Francis Cianfrocca joins Ben Domenech for the Monday, October 26th edition of Coffee & Markets, a series of brief morning podcasts on politics and the marketplace, now appearing as well on WashingtonTimes.com.
Today’s podcast focuses on Neil Barofsky’s IG report covering the uncontrolled ramifications of the TARP program, its lack of anti-fraud measures, and how much the taxpayers will end up paying for it all.
Items discussed include this DC Examiner editorial:
Congress put American taxpayers on the hook for $700 billion last year when it approved the massive bailout to paper over the imprudent lending decisions of nine Wall Street giants: Bank of America, Citigroup, Wells Fargo, JP Morgan Chase, Goldman Sachs, Morgan Stanley, Merrill Lynch, State Street and the Bank of NY Mellon. The bailout was essential to save the nation from a complete economic meltdown. Or so insisted President George W. Bush, Treasury Secretary Hank Paulson, Senate Majority Leader Harry Reid and House Speaker Nancy Pelosi…
In his 256-page report to Congress, Barofsky notes that the Treasury Department’s failure to implement anti-fraud measures, or even to require TARP recipients to report how they used the billions Congress and the Treasury Department gave them, makes it highly unlikely that the $317 billion outstanding — nearly half the TARP total — will ever be returned to taxpayers. Barofsky also threatened to subpoena documents relating to the Treasury Department’s “less-than-accurate statements … concerning TARP’s first investments in nine large financial institutions,” as well as its subsequent refusal to report what hundreds of other TARP recipients did with the funds.

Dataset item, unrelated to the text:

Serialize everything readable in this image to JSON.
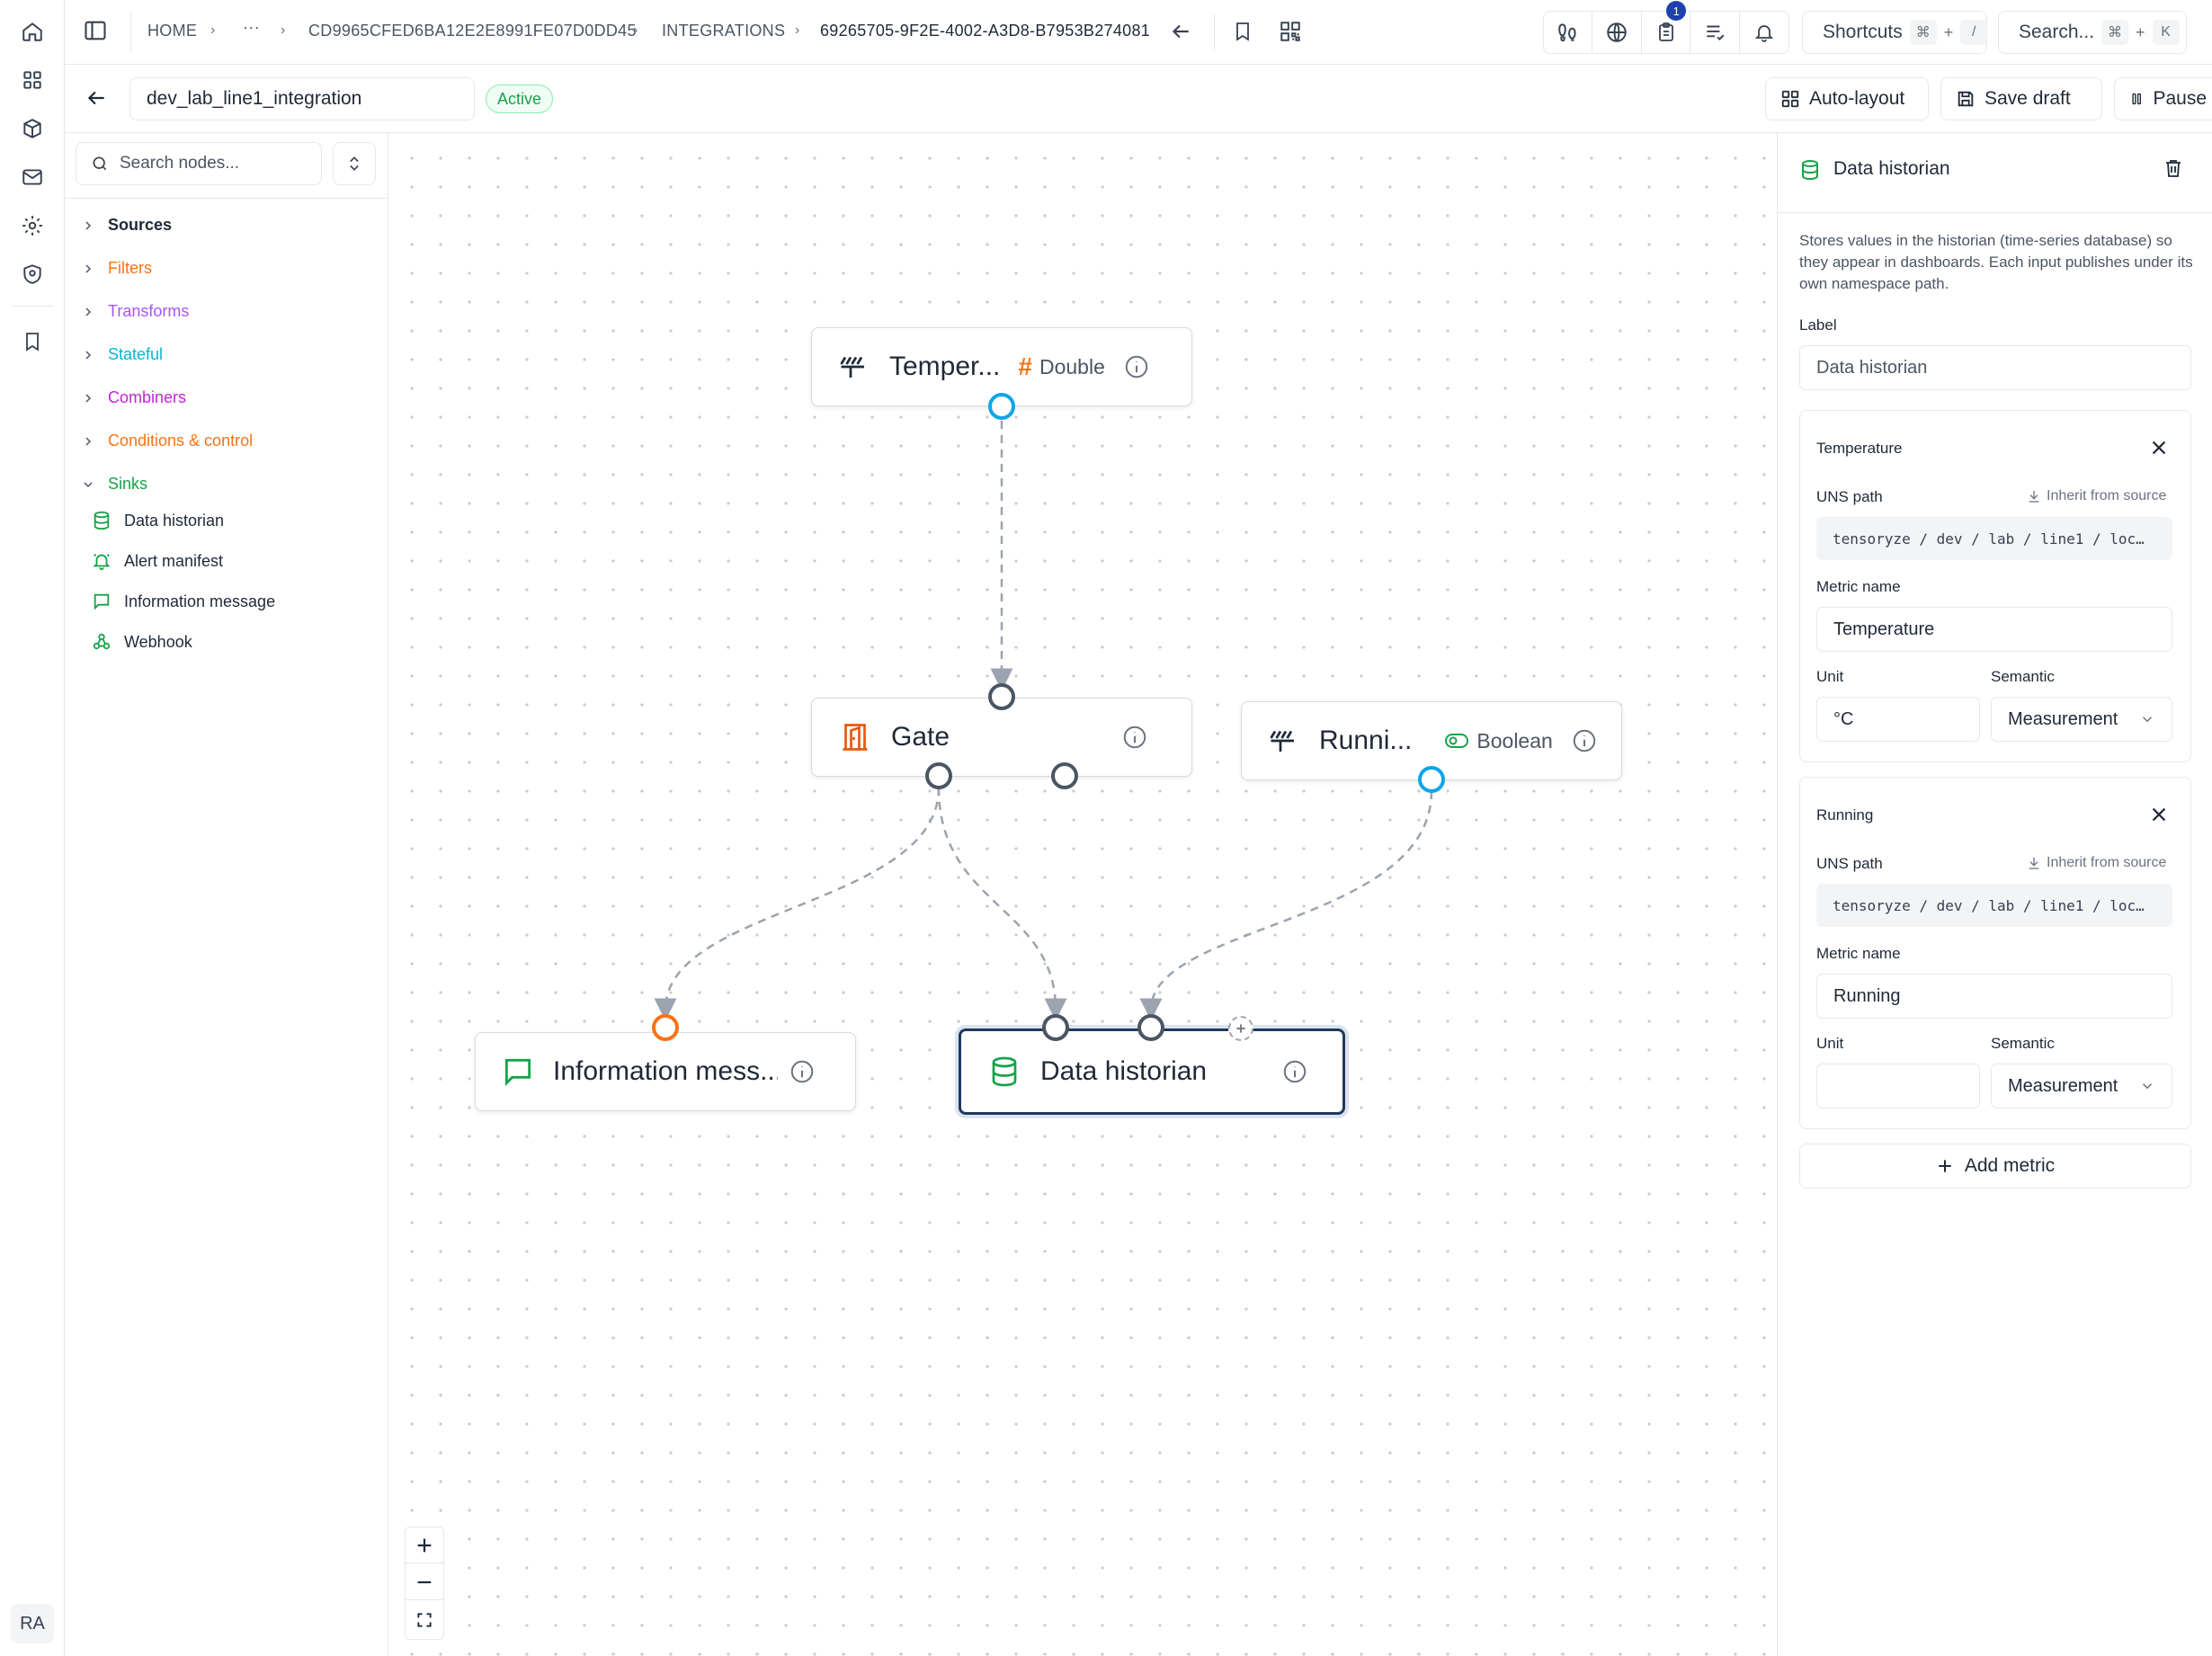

So there you have it: Treasury officials lied to Congress and the public, and refused to demand even a basic level of accountability from TARP recipients while borrowing hundreds of billions of dollars that taxpayers will eventually have to pay back, plus billions in interest. Incredibly, just Wednesday, President Obama announced a new TARP-like program for small businesses and community banks. The madness in Washington won’t stop until the people completely clean house at both ends of Pennsylvania Avenue.